  6. ^ Kogan, Philip (2006). British Qualifications: A Complete Guide to Professional, Vocational and Academic Qualifications in the UK (36th ed.). London: Kogan Page. p. 861. ISBN 0-7494-4483-5. 
  7. ^ "Agreement Signals New Era for Higher Education in the Midlands". University of Leicester. Retrieved 15 November 2016. 
  8. ^ Antram N (revised), Pevsner N & Harris J, (1989), The Buildings of England: Lincolnshire, Yale University Press. pg 509
  9. ^ a b c d 'B i shop Grosseteste University prospectus 2014', Bishop Grosseteste University website, accessed 13 September 2013
  10. ^ 'Royal seal of approval', bishopg.ac.uk. Retrieved 13 September 2013
  11. ^ Lincolnshire Echo
  12. ^ 'A new digital cinema for uphill Lincoln', Bishop Grosseteste University website; retrieved 13 September 2013.
  13. ^ 'The Venue, Lincoln's newest cinema', thevenuelincoln.co.uk; retrieved 13 September 2013
  14. ^ "Credits for BG Touring". broadwaybaby.com. Broadway Baby. Retrieved 15 November 2016. 
  15. ^ [http:www.bishopg.ac.uk/Documents/CampusMap.pdf "Campus Map"] (PDF). bishopg.ac.uk. BGU. Retrieved 15 November 2016. 
  16. ^ a b 'Local building firms win BG accommodation contracts'. bishopg.ac.uk. Retrieved 13 September 2013
  17. ^ "Bishop Grosseteste University" (PDF). Democratic.Lincoln.Gov. City of Lincoln. Retrieved 15 November 2016. 
  18. ^ 'On-campus accommodation', Bishop Grosseteste University website; retrieved 13 September 2013.
  19. ^ "Bishop Grosseteste University Halls". visitlincoln.com. Visit Lincoln Partnership. Retrieved 15 November 2016. 
  20. ^ "Former legal building in Lincoln to be converted into 70 students flats". lincolnshirelive.com. Lincolnshire Echo. Retrieved 15 November 2016. 
  21. ^ a b "Higher Education Statistics Agency". HESA. Retrieved 24 April 2008. 
  22. ^ "Bishop Grosseteste University College website". Bishop Grosseteste University College. Retrieved 24 April 2008. 
  23. ^ "University League Table 2018". The Complete University Guide. Retrieved 26 April 2017. 
  24. ^ "The Times and Sunday Times University Good University Guide 2018". Times Newspapers. Retrieved 24 September 2017. 
  25. ^ "Foundation degrees". Bishopg.ac.uk. BGU. Retrieved 17 November 2016. 
  26. ^ "Undergraduate Degrees". bishopg.ac.uk. BGU. Retrieved 17 November 2016. 
  27. ^ "Postgraduate Certificates in Education". bishopg.ac.uk. BGU. Retrieved 17 November 2016. 
  28. ^ "Masters Awards". bishopg.ac.uk. BGU. Retrieved 17 November 2016. 
  29. ^ "Doctoral Study". bishopg.ac.uk. BGU. Retrieved 17 November 2016. 
  30. ^ "ITE Inspection Report 2016-05-23". reports.ofsted.org. Ofsted. Retrieved 17 November 2016. 
  31. ^ Neil, Peter; et al. (2014). Bishop Grosseteste University Five Year Strategy 2014 to 2019. Lincoln: BGU. Retrieved 15 November 2016. 
  32. ^ "Meet the Officers". BGSU.co.uk. BGSU. Retrieved 15 November 2016. 
  33. ^ "Team BGSU". BGSU.co.uk. BGSU. Retrieved 15 November 2016. 
  34. ^ Spencer, Charles. "The plays what he produced". Daily Telegraph. Telegraph Media Group. Retrieved 15 November 2016. 
  35. ^ Clucas, Andrew. "SKIING: Inspired Jade gunning for glory at Sochi 2014". Spaldingtoday.co.uk. Spalding Today. Retrieved 15 November 2016. 
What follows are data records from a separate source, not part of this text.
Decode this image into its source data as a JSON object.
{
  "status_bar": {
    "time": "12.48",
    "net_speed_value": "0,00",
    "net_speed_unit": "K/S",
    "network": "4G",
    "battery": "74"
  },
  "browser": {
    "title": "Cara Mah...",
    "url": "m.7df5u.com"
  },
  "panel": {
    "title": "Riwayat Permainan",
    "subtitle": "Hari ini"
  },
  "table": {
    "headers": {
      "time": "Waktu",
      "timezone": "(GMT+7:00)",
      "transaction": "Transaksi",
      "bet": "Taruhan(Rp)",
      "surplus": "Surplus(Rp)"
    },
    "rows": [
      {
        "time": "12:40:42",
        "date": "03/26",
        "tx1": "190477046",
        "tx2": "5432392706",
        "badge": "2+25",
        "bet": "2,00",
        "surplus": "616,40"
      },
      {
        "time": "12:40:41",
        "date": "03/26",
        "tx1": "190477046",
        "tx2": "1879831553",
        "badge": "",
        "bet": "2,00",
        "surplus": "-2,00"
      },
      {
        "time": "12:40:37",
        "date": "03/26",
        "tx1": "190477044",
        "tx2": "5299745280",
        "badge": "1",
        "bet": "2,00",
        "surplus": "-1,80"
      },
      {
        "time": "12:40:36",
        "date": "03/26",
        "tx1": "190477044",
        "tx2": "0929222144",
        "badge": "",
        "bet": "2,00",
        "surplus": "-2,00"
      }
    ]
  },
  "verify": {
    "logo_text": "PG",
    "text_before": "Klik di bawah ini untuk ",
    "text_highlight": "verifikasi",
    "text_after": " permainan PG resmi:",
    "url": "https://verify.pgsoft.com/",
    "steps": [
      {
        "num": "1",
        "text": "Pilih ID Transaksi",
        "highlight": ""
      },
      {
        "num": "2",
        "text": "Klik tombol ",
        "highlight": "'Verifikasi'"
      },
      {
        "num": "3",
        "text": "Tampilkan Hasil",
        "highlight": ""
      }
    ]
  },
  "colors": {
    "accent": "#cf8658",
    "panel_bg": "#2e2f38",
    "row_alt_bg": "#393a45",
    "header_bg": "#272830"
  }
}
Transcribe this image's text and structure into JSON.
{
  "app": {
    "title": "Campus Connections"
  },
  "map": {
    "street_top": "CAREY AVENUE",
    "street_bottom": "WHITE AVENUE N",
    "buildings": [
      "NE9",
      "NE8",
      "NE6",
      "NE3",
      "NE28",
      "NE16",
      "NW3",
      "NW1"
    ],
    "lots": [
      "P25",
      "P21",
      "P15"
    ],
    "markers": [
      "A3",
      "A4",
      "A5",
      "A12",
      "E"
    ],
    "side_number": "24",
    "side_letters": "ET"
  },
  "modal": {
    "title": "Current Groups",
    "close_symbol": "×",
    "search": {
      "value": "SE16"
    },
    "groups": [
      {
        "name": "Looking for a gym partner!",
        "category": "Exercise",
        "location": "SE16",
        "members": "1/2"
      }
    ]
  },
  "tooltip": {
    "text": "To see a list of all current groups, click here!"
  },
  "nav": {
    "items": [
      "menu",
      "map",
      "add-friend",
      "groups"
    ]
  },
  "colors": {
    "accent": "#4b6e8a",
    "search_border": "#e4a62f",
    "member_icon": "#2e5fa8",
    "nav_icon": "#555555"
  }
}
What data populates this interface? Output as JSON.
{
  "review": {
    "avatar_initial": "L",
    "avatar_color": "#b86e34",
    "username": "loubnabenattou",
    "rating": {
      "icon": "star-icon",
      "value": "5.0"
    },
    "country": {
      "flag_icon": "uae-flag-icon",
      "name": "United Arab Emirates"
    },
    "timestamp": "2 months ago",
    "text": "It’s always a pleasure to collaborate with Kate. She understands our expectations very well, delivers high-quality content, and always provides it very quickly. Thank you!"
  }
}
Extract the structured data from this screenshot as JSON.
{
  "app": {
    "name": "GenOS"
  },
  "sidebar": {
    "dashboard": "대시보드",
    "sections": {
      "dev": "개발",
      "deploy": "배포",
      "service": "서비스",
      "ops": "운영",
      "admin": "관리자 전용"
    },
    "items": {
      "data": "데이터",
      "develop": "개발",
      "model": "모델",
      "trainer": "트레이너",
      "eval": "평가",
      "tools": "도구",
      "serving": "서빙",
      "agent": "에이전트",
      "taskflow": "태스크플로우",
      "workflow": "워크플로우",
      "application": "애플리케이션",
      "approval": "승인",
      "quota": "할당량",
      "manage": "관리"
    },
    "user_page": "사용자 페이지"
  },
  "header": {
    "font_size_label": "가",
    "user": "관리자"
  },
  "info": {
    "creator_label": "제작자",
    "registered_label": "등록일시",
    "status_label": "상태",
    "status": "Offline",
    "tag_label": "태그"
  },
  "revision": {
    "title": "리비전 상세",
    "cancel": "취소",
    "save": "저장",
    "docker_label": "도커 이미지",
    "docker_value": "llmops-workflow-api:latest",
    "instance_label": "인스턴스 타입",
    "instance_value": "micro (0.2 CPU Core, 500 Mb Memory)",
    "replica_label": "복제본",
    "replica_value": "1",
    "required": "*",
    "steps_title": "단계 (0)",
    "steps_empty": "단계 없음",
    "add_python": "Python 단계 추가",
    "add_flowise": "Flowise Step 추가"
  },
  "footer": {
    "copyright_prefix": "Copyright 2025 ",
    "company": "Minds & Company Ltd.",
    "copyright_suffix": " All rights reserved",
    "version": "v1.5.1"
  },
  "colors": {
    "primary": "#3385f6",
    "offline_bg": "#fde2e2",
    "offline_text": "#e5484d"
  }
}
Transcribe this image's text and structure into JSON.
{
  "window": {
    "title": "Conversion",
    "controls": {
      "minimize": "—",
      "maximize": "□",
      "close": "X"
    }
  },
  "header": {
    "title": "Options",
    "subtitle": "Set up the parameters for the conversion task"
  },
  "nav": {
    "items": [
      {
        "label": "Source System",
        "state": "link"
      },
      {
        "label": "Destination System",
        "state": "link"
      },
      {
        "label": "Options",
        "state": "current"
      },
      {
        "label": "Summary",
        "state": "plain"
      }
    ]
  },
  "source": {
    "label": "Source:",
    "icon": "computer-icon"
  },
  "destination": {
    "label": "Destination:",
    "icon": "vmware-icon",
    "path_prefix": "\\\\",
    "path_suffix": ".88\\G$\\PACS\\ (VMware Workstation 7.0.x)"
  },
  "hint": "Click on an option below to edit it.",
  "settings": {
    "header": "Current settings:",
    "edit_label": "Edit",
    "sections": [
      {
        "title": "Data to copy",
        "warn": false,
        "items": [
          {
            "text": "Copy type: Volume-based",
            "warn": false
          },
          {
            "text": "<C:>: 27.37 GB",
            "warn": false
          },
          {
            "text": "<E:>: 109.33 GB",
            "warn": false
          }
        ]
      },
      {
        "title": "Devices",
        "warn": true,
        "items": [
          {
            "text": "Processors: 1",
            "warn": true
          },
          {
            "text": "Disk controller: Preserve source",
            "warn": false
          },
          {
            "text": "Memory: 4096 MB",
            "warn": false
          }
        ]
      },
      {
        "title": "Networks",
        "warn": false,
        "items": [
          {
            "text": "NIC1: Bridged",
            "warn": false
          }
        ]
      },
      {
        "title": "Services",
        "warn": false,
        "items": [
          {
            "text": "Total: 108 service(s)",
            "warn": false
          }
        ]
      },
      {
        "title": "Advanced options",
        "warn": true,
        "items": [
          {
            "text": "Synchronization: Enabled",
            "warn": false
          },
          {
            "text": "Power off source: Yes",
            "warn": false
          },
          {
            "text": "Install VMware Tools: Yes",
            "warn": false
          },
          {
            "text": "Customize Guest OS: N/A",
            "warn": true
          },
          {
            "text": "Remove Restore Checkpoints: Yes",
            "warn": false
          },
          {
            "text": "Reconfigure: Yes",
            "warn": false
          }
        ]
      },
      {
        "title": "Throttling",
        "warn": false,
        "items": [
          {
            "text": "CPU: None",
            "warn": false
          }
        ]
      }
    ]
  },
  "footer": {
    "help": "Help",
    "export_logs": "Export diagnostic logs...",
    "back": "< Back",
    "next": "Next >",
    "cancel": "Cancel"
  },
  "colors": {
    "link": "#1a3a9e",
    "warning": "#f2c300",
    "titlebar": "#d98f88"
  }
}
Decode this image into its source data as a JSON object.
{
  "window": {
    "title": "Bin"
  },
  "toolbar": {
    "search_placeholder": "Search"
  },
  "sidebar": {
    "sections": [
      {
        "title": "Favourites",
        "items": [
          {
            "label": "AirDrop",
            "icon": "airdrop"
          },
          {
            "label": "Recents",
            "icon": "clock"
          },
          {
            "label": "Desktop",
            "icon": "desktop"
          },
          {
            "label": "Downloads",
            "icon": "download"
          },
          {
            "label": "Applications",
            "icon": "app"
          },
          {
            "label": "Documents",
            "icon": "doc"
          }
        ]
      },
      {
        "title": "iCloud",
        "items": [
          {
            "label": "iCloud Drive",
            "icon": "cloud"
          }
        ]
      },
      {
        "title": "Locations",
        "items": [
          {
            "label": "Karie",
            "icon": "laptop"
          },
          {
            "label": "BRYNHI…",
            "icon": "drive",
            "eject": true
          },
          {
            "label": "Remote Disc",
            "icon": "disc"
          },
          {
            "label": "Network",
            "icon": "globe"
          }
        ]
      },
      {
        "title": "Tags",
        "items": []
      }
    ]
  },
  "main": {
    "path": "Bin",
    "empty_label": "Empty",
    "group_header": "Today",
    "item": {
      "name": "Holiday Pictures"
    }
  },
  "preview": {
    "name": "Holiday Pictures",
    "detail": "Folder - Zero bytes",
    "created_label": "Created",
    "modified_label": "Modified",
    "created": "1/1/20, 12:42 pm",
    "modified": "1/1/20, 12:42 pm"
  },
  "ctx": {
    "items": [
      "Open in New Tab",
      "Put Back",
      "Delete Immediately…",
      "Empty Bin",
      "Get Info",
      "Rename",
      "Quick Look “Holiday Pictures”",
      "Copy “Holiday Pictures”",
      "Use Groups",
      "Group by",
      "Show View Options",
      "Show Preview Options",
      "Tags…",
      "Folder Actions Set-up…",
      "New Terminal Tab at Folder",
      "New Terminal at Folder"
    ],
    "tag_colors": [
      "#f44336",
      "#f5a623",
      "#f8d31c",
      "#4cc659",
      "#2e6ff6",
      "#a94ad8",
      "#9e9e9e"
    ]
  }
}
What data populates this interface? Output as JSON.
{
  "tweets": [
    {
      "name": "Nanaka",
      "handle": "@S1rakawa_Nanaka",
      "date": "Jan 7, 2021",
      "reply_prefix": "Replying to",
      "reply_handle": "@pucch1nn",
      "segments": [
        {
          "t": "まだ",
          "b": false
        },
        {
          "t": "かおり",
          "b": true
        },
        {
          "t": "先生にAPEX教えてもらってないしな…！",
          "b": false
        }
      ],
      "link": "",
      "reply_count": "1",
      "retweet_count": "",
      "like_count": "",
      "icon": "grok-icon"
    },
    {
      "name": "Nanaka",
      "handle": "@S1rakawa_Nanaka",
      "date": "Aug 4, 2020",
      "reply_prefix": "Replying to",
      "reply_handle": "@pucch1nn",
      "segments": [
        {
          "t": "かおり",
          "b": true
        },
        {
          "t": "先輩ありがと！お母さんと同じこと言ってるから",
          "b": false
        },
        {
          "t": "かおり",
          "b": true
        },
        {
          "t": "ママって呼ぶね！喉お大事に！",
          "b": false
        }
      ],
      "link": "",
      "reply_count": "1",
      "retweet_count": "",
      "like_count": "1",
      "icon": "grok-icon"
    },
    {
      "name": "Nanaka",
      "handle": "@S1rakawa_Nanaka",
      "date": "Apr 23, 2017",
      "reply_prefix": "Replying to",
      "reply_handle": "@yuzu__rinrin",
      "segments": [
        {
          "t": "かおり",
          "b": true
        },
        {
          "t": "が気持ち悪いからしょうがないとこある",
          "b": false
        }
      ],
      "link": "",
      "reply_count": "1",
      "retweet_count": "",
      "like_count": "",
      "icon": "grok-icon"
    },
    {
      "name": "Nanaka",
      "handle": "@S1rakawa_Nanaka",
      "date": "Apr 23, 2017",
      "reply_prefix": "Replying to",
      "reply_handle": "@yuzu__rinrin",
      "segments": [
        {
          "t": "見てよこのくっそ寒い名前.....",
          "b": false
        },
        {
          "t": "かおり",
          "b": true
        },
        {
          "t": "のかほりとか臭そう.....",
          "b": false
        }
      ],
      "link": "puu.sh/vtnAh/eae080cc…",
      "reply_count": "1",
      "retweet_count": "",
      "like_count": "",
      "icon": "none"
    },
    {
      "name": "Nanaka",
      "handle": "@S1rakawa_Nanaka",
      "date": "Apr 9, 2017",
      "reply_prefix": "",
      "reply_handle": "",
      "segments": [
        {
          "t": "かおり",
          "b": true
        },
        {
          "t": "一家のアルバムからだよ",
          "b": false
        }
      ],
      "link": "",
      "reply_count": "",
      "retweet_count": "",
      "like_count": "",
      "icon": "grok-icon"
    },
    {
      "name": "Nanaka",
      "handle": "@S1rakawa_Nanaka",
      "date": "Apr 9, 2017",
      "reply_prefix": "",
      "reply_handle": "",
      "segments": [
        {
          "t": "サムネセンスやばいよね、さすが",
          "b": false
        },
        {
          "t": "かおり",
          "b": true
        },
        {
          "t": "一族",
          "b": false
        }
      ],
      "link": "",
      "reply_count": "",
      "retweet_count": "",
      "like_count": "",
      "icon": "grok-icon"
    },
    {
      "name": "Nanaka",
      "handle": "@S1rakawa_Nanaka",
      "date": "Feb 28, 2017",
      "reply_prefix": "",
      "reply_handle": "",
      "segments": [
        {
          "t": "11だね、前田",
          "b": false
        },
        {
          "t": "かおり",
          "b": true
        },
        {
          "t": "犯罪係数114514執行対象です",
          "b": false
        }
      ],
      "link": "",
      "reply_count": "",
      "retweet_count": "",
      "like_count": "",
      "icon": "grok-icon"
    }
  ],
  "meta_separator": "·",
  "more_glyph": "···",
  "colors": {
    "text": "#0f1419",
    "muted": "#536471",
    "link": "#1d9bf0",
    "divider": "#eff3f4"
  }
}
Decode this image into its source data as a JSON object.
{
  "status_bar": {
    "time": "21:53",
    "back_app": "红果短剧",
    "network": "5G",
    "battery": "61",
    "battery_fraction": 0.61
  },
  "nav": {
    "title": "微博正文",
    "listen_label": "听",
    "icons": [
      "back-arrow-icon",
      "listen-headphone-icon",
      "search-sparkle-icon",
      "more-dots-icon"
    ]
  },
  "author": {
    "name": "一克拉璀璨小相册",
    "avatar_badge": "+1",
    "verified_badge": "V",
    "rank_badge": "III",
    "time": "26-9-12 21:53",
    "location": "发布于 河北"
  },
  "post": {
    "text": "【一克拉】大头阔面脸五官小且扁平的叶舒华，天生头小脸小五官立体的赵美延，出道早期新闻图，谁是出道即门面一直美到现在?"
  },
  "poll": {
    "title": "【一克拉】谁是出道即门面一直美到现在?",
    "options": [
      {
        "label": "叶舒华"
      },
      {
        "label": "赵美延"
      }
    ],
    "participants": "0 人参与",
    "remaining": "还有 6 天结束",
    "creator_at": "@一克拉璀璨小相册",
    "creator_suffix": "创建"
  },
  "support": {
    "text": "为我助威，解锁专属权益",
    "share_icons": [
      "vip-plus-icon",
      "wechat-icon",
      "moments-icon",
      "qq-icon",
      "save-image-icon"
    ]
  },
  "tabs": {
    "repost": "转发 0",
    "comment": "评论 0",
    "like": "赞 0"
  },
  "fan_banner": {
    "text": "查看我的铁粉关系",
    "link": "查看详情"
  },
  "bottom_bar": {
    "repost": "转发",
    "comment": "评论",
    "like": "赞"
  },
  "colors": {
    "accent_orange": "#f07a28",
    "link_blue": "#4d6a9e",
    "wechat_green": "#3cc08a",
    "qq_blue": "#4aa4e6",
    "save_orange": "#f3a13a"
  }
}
Further reading[edit]

  • Zebedee, D. H. J. (1962). Lincoln Diocesan Training College 1862–1962. Lincoln: Lincoln Diocesan Training College.

External links[edit]